I decided to walk through my local Walmart’s book section one day and this book caught my eye.
I don’t know if it was the bright cover amongst the dark covers of the books around it or what; but for some reason I wanted to pick it up. Upon doing so I just had a gut feeling I had to purchase it.
Recently I have been feeling down, my if you read my post from last Saturday you can read how low I had gotten. I started missing dead relatives, my Papa and Mama (great-grandparents on my father’s side) after recently finding a cousin I didn’t know I had. I guess that kind of played a role too. But this little book by Patrick Ness actually helped.

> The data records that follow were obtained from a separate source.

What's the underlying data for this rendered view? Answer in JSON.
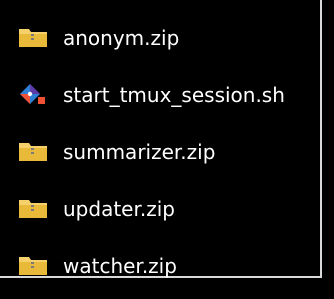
{
  "files": [
    {
      "name": "anonym.zip",
      "icon": "zip-folder-icon"
    },
    {
      "name": "start_tmux_session.sh",
      "icon": "git-bash-script-icon"
    },
    {
      "name": "summarizer.zip",
      "icon": "zip-folder-icon"
    },
    {
      "name": "updater.zip",
      "icon": "zip-folder-icon"
    },
    {
      "name": "watcher.zip",
      "icon": "zip-folder-icon"
    }
  ],
  "colors": {
    "background": "#000000",
    "text": "#ffffff",
    "folder_body": "#e9b93a",
    "folder_tab": "#f6d06b",
    "zipper": "#7a7a7a",
    "script_orange": "#f05033",
    "script_blue": "#2f7fd6",
    "script_purple": "#5c3aa8",
    "border": "#d9d9d9"
  }
}
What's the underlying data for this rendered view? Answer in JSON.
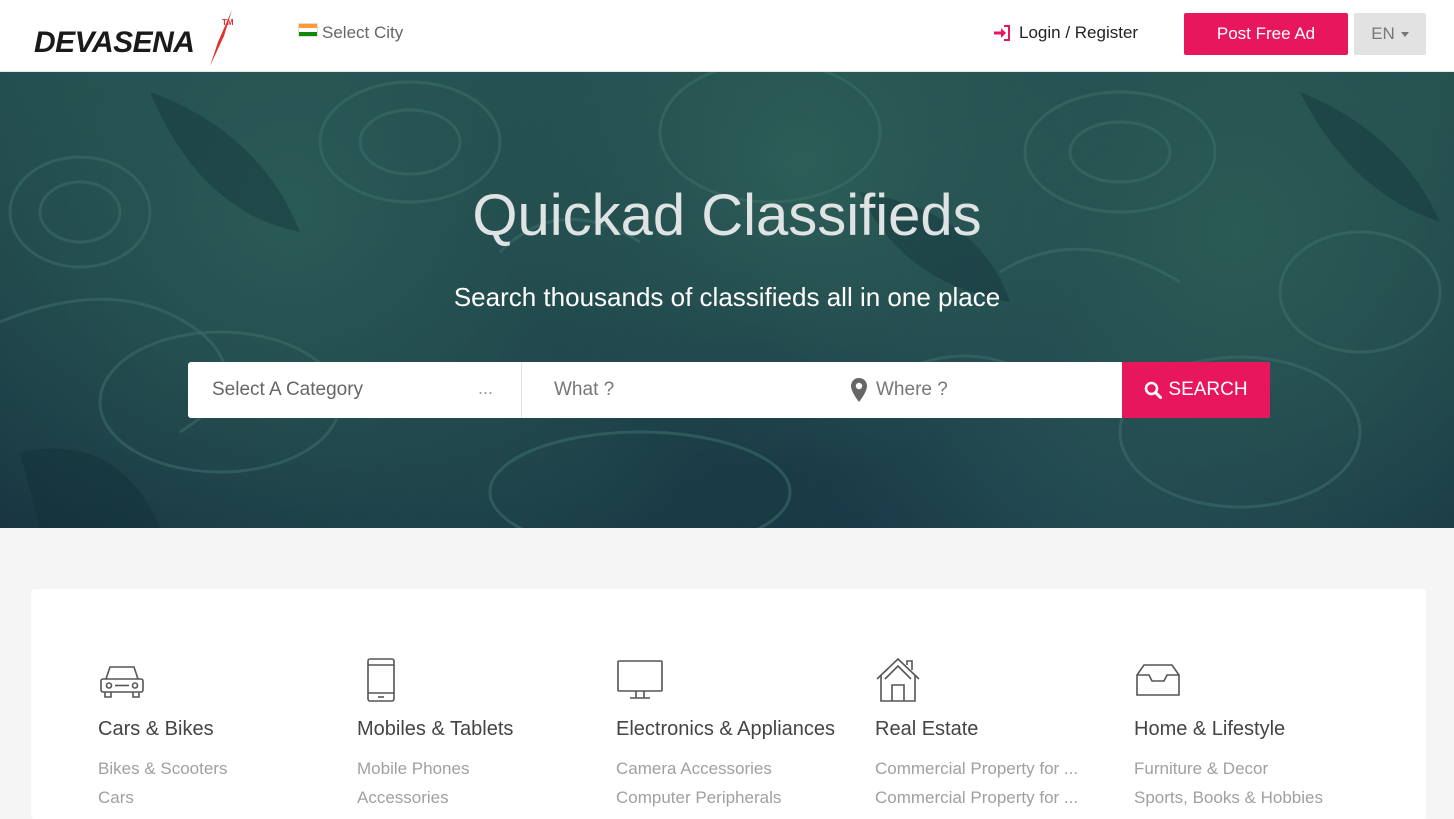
{
  "header": {
    "logo_text": "DEVASENA",
    "logo_tm": "TM",
    "city_label": "Select City",
    "login_label": "Login / Register",
    "post_ad_label": "Post Free Ad",
    "language_label": "EN",
    "accent_color": "#e8175d"
  },
  "hero": {
    "title": "Quickad Classifieds",
    "subtitle": "Search thousands of classifieds all in one place"
  },
  "search": {
    "category_placeholder": "Select A Category",
    "category_more": "...",
    "what_placeholder": "What ?",
    "where_placeholder": "Where ?",
    "button_label": "SEARCH"
  },
  "categories": [
    {
      "icon": "car-icon",
      "title": "Cars & Bikes",
      "items": [
        "Bikes & Scooters",
        "Cars"
      ]
    },
    {
      "icon": "mobile-icon",
      "title": "Mobiles & Tablets",
      "items": [
        "Mobile Phones",
        "Accessories"
      ]
    },
    {
      "icon": "monitor-icon",
      "title": "Electronics & Appliances",
      "items": [
        "Camera Accessories",
        "Computer Peripherals"
      ]
    },
    {
      "icon": "house-icon",
      "title": "Real Estate",
      "items": [
        "Commercial Property for ...",
        "Commercial Property for ..."
      ]
    },
    {
      "icon": "inbox-icon",
      "title": "Home & Lifestyle",
      "items": [
        "Furniture & Decor",
        "Sports, Books & Hobbies"
      ]
    }
  ]
}
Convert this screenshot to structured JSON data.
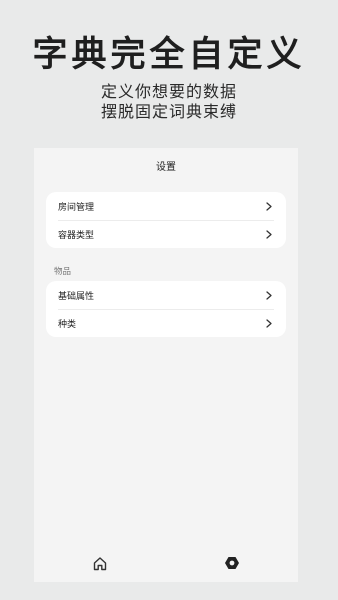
{
  "promo": {
    "title": "字典完全自定义",
    "subtitle_line1": "定义你想要的数据",
    "subtitle_line2": "摆脱固定词典束缚"
  },
  "screen": {
    "title": "设置",
    "group1": {
      "items": [
        {
          "label": "房间管理",
          "icon": "chevron-right-icon"
        },
        {
          "label": "容器类型",
          "icon": "chevron-right-icon"
        }
      ]
    },
    "group2": {
      "header": "物品",
      "items": [
        {
          "label": "基础属性",
          "icon": "chevron-right-icon"
        },
        {
          "label": "种类",
          "icon": "chevron-right-icon"
        }
      ]
    },
    "tabbar": {
      "tabs": [
        {
          "icon": "home-icon",
          "selected": false
        },
        {
          "icon": "settings-icon",
          "selected": true
        }
      ]
    }
  },
  "colors": {
    "background": "#e9eaea",
    "screen_background": "#f4f4f4",
    "card": "#ffffff",
    "text": "#222222",
    "section_text": "#777777"
  }
}
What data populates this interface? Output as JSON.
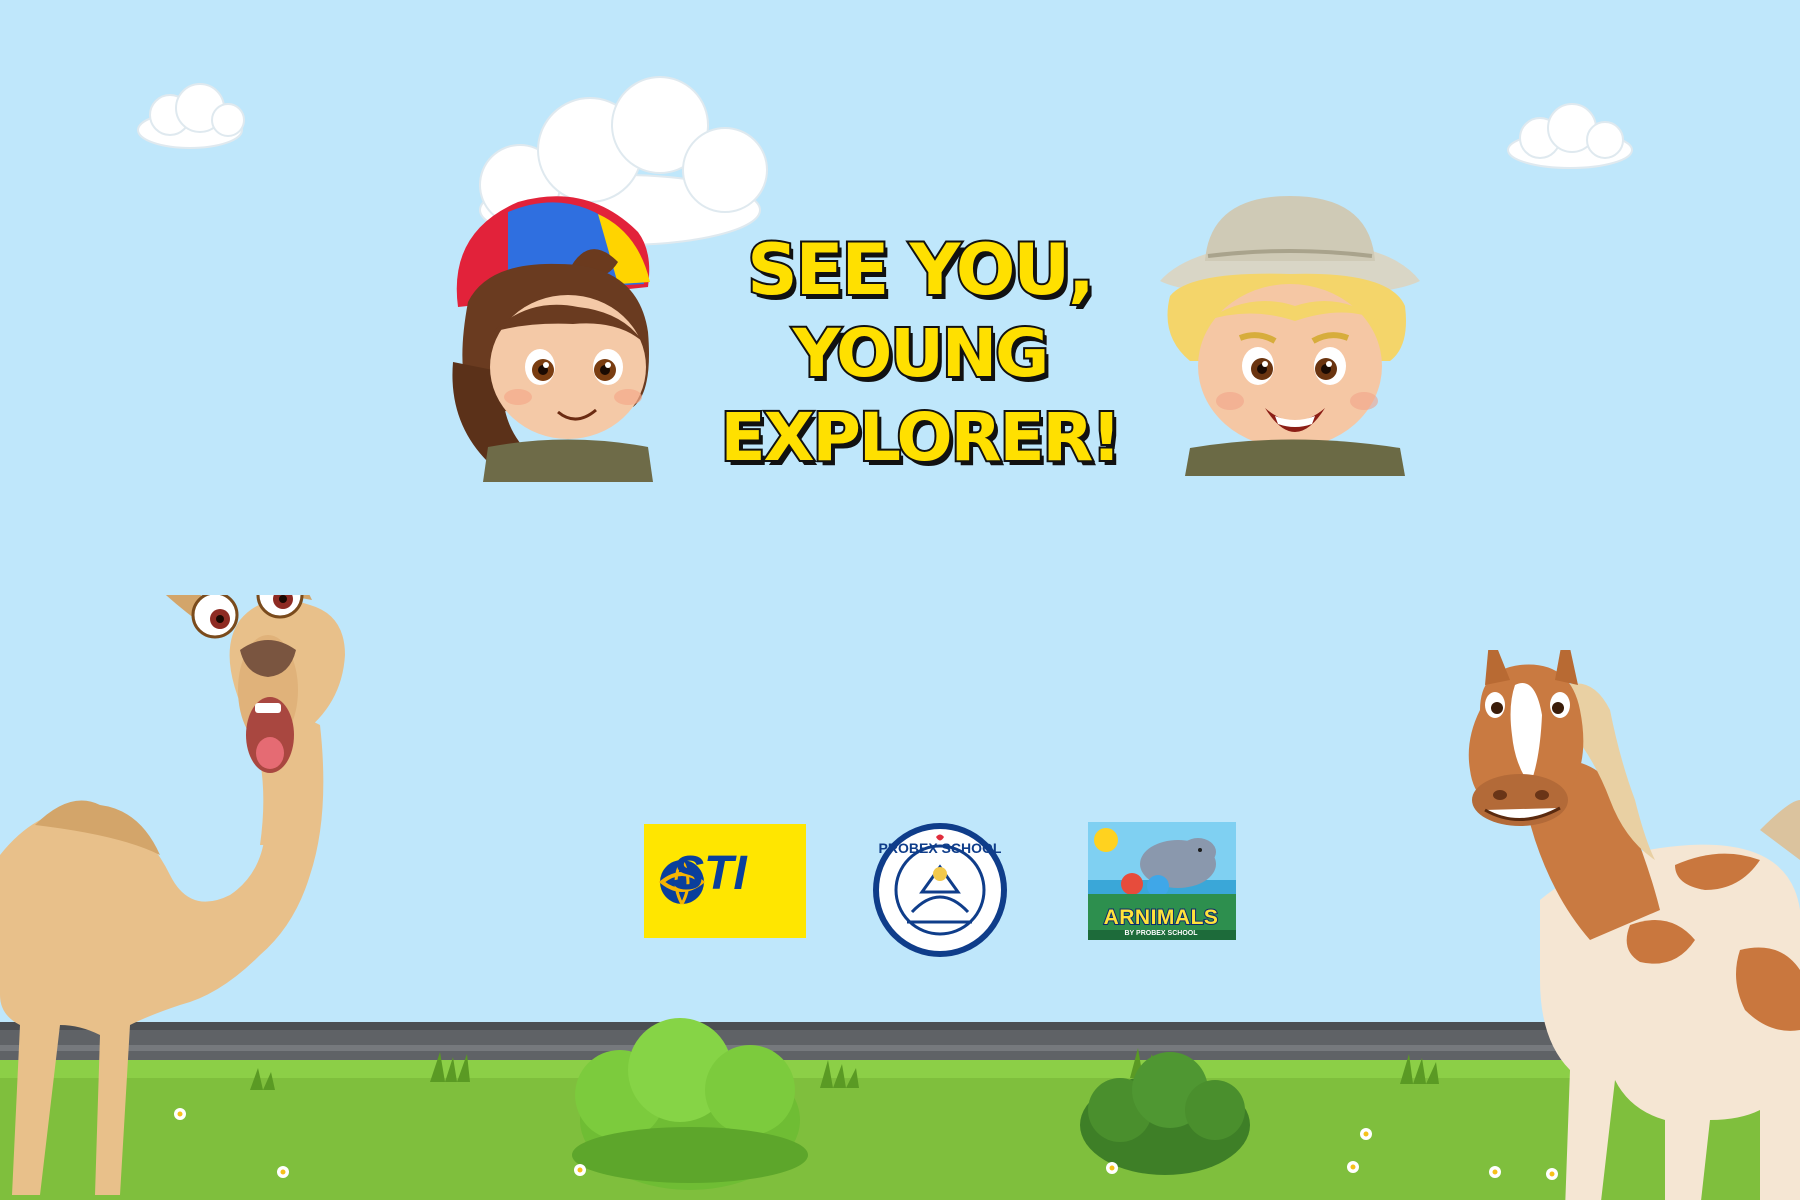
{
  "screen": {
    "sky_color": "#bfe7fb",
    "headline": {
      "line1": "SEE YOU,",
      "line2": "YOUNG EXPLORER!",
      "fill_color": "#ffe000",
      "outline_color": "#111111"
    },
    "logos": {
      "sti": {
        "text": "STI",
        "background": "#ffe600",
        "text_color": "#0a3f9c"
      },
      "probex": {
        "text": "PROBEX SCHOOL",
        "ring_color": "#0f3d8a"
      },
      "arnimals": {
        "title": "ARNIMALS",
        "subtitle": "BY PROBEX SCHOOL"
      }
    },
    "icons": {
      "girl": "girl-explorer-icon",
      "boy": "boy-explorer-icon",
      "camel": "camel-icon",
      "horse": "horse-icon",
      "clouds": "cloud-icon",
      "bushes": "bush-icon"
    },
    "ground": {
      "road_color": "#5f6266",
      "grass_color": "#7fbf3d"
    }
  }
}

Unlike the past few weeks I haven’t been reading as quickly, A Monster Calls fixed that. I finished it in a day and a half. It’s also a book I recommend to anyone who is suffering with grief or lingering mourning from losing a loved one. It’s one I want my own mother to read because I think it will help her forgive herself for my grandfather’s passing. The day he died she feared she held him too tight, I think they both needed that closeness for him to finally pass peacefully.
A Monster Calls is a book that makes you think. Little Conor is around 13 years old and dealing- rather well, with a mother sick with cancer. He helps her around the house, knows how her treatments affect her, little things to do to keep her happy, and how to keep himself. Most 13 year-olds can barely remember to brush their teeth, never mind helping tend to a household. Conor does it for the love of his mother.
The book deals with divorce in two stages, the mothers and the grandmother’s. Grandma is single and living like a 20 year old where as her poor daughter is doing her best to stay alive and raise a young boy. It’s not easy for these women, but the contrast here is astounding.
The monster in the book is a yew tree. Granted it’s not much of a monster but it provides Conor with 4 unique lessons on life and how to cope with life after death. The yew tree that can be seen as the bad guy on occasion, but essentially he is Conor’s conscience. The Yew tree tells Conor 3 stories and the fourth must come from Conor, but the Yew must make him see it.
When everything falls into place it was an ending we all knew would happen, but all try and force ourselves not to see. Truth is painful, but it is also relief. This concept reminds me of The Forgetting that the truth, although sometimes painful if who we are. Abandoning truth, we abandon ourselves.
Ness’ A Monster Calls is set to become a movie soon, and I am genuinely excited for it to come to theaters!